Work instruction:
Word for word, reproduce all of the entries shown below.

++++ Excerpted data ++++

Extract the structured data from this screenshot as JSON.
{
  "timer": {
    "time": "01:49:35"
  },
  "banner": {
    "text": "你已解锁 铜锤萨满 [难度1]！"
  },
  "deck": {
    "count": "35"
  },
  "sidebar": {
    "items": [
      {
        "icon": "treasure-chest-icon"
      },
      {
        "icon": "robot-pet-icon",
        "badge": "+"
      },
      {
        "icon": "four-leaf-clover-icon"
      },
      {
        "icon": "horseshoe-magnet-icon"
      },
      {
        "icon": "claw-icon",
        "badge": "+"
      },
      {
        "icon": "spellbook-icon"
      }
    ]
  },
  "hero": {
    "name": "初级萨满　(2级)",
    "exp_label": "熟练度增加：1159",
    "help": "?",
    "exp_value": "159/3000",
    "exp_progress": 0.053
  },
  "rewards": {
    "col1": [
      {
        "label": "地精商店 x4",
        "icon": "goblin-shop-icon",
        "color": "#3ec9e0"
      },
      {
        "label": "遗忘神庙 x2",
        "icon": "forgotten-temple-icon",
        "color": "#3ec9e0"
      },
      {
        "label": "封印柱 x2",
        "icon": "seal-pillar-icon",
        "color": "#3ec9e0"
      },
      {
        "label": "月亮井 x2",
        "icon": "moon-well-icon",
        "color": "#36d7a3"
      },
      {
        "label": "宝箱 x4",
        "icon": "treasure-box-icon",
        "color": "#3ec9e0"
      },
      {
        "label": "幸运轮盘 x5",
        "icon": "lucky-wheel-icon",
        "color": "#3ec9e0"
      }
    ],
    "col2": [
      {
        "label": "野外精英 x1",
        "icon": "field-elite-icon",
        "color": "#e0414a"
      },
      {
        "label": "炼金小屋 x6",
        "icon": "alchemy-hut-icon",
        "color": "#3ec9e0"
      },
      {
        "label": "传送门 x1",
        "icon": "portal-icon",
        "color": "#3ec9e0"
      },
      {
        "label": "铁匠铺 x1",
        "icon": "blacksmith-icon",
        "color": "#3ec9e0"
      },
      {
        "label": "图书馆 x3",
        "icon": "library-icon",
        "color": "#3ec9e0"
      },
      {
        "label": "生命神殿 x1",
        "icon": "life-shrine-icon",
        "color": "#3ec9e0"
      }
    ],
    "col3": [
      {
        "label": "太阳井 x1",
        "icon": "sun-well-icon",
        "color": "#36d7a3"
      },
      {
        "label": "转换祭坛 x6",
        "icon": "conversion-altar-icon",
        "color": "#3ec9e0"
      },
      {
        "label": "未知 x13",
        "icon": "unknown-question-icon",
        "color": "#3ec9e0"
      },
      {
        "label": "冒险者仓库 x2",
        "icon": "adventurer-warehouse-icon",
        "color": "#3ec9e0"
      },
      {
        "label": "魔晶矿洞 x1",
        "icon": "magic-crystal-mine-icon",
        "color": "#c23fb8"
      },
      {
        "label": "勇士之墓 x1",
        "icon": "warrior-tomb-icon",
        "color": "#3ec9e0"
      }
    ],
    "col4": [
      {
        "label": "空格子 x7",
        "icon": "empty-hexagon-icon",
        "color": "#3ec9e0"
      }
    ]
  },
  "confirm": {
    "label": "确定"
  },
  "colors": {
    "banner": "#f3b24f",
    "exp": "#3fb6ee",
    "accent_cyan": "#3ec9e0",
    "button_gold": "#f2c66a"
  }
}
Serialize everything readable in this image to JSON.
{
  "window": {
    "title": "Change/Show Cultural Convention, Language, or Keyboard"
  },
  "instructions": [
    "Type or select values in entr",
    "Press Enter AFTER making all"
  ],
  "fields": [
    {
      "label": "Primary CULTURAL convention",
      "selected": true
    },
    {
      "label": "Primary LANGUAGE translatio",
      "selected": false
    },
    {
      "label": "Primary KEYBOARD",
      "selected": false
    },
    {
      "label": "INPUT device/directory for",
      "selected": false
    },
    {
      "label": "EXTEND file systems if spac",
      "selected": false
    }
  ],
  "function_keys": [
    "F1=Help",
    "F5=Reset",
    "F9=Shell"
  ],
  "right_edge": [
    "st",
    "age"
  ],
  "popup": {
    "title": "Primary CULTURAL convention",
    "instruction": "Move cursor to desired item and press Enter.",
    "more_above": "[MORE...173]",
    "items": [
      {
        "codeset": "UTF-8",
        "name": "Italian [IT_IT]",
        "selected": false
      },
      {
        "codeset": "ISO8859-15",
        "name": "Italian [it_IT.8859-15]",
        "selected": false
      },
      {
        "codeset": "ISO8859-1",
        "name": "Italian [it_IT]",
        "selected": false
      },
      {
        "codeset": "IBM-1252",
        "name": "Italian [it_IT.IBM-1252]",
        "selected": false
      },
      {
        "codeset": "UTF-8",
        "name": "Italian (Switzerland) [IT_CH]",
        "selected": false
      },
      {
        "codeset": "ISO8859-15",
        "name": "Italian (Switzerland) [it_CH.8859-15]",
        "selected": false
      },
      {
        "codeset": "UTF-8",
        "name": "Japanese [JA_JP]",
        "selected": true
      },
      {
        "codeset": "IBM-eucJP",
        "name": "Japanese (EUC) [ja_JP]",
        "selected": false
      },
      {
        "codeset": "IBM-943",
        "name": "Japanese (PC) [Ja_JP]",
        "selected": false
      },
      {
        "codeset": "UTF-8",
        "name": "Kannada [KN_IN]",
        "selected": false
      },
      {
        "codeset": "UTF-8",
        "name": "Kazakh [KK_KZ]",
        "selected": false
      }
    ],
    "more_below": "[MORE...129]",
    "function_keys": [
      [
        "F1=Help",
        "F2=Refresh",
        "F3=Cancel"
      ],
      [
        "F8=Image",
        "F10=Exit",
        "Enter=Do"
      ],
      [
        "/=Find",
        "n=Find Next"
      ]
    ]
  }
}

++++

Exercise output:
Extract the structured data from this screenshot as JSON.
{
  "timer": {
    "time": "01:49:35"
  },
  "banner": {
    "text": "你已解锁 铜锤萨满 [难度1]！"
  },
  "deck": {
    "count": "35"
  },
  "sidebar": {
    "items": [
      {
        "icon": "treasure-chest-icon"
      },
      {
        "icon": "robot-pet-icon",
        "badge": "+"
      },
      {
        "icon": "four-leaf-clover-icon"
      },
      {
        "icon": "horseshoe-magnet-icon"
      },
      {
        "icon": "claw-icon",
        "badge": "+"
      },
      {
        "icon": "spellbook-icon"
      }
    ]
  },
  "hero": {
    "name": "初级萨满　(2级)",
    "exp_label": "熟练度增加：1159",
    "help": "?",
    "exp_value": "159/3000",
    "exp_progress": 0.053
  },
  "rewards": {
    "col1": [
      {
        "label": "地精商店 x4",
        "icon": "goblin-shop-icon",
        "color": "#3ec9e0"
      },
      {
        "label": "遗忘神庙 x2",
        "icon": "forgotten-temple-icon",
        "color": "#3ec9e0"
      },
      {
        "label": "封印柱 x2",
        "icon": "seal-pillar-icon",
        "color": "#3ec9e0"
      },
      {
        "label": "月亮井 x2",
        "icon": "moon-well-icon",
        "color": "#36d7a3"
      },
      {
        "label": "宝箱 x4",
        "icon": "treasure-box-icon",
        "color": "#3ec9e0"
      },
      {
        "label": "幸运轮盘 x5",
        "icon": "lucky-wheel-icon",
        "color": "#3ec9e0"
      }
    ],
    "col2": [
      {
        "label": "野外精英 x1",
        "icon": "field-elite-icon",
        "color": "#e0414a"
      },
      {
        "label": "炼金小屋 x6",
        "icon": "alchemy-hut-icon",
        "color": "#3ec9e0"
      },
      {
        "label": "传送门 x1",
        "icon": "portal-icon",
        "color": "#3ec9e0"
      },
      {
        "label": "铁匠铺 x1",
        "icon": "blacksmith-icon",
        "color": "#3ec9e0"
      },
      {
        "label": "图书馆 x3",
        "icon": "library-icon",
        "color": "#3ec9e0"
      },
      {
        "label": "生命神殿 x1",
        "icon": "life-shrine-icon",
        "color": "#3ec9e0"
      }
    ],
    "col3": [
      {
        "label": "太阳井 x1",
        "icon": "sun-well-icon",
        "color": "#36d7a3"
      },
      {
        "label": "转换祭坛 x6",
        "icon": "conversion-altar-icon",
        "color": "#3ec9e0"
      },
      {
        "label": "未知 x13",
        "icon": "unknown-question-icon",
        "color": "#3ec9e0"
      },
      {
        "label": "冒险者仓库 x2",
        "icon": "adventurer-warehouse-icon",
        "color": "#3ec9e0"
      },
      {
        "label": "魔晶矿洞 x1",
        "icon": "magic-crystal-mine-icon",
        "color": "#c23fb8"
      },
      {
        "label": "勇士之墓 x1",
        "icon": "warrior-tomb-icon",
        "color": "#3ec9e0"
      }
    ],
    "col4": [
      {
        "label": "空格子 x7",
        "icon": "empty-hexagon-icon",
        "color": "#3ec9e0"
      }
    ]
  },
  "confirm": {
    "label": "确定"
  },
  "colors": {
    "banner": "#f3b24f",
    "exp": "#3fb6ee",
    "accent_cyan": "#3ec9e0",
    "button_gold": "#f2c66a"
  }
}
Serialize everything readable in this image to JSON.
{
  "window": {
    "title": "Change/Show Cultural Convention, Language, or Keyboard"
  },
  "instructions": [
    "Type or select values in entr",
    "Press Enter AFTER making all"
  ],
  "fields": [
    {
      "label": "Primary CULTURAL convention",
      "selected": true
    },
    {
      "label": "Primary LANGUAGE translatio",
      "selected": false
    },
    {
      "label": "Primary KEYBOARD",
      "selected": false
    },
    {
      "label": "INPUT device/directory for",
      "selected": false
    },
    {
      "label": "EXTEND file systems if spac",
      "selected": false
    }
  ],
  "function_keys": [
    "F1=Help",
    "F5=Reset",
    "F9=Shell"
  ],
  "right_edge": [
    "st",
    "age"
  ],
  "popup": {
    "title": "Primary CULTURAL convention",
    "instruction": "Move cursor to desired item and press Enter.",
    "more_above": "[MORE...173]",
    "items": [
      {
        "codeset": "UTF-8",
        "name": "Italian [IT_IT]",
        "selected": false
      },
      {
        "codeset": "ISO8859-15",
        "name": "Italian [it_IT.8859-15]",
        "selected": false
      },
      {
        "codeset": "ISO8859-1",
        "name": "Italian [it_IT]",
        "selected": false
      },
      {
        "codeset": "IBM-1252",
        "name": "Italian [it_IT.IBM-1252]",
        "selected": false
      },
      {
        "codeset": "UTF-8",
        "name": "Italian (Switzerland) [IT_CH]",
        "selected": false
      },
      {
        "codeset": "ISO8859-15",
        "name": "Italian (Switzerland) [it_CH.8859-15]",
        "selected": false
      },
      {
        "codeset": "UTF-8",
        "name": "Japanese [JA_JP]",
        "selected": true
      },
      {
        "codeset": "IBM-eucJP",
        "name": "Japanese (EUC) [ja_JP]",
        "selected": false
      },
      {
        "codeset": "IBM-943",
        "name": "Japanese (PC) [Ja_JP]",
        "selected": false
      },
      {
        "codeset": "UTF-8",
        "name": "Kannada [KN_IN]",
        "selected": false
      },
      {
        "codeset": "UTF-8",
        "name": "Kazakh [KK_KZ]",
        "selected": false
      }
    ],
    "more_below": "[MORE...129]",
    "function_keys": [
      [
        "F1=Help",
        "F2=Refresh",
        "F3=Cancel"
      ],
      [
        "F8=Image",
        "F10=Exit",
        "Enter=Do"
      ],
      [
        "/=Find",
        "n=Find Next"
      ]
    ]
  }
}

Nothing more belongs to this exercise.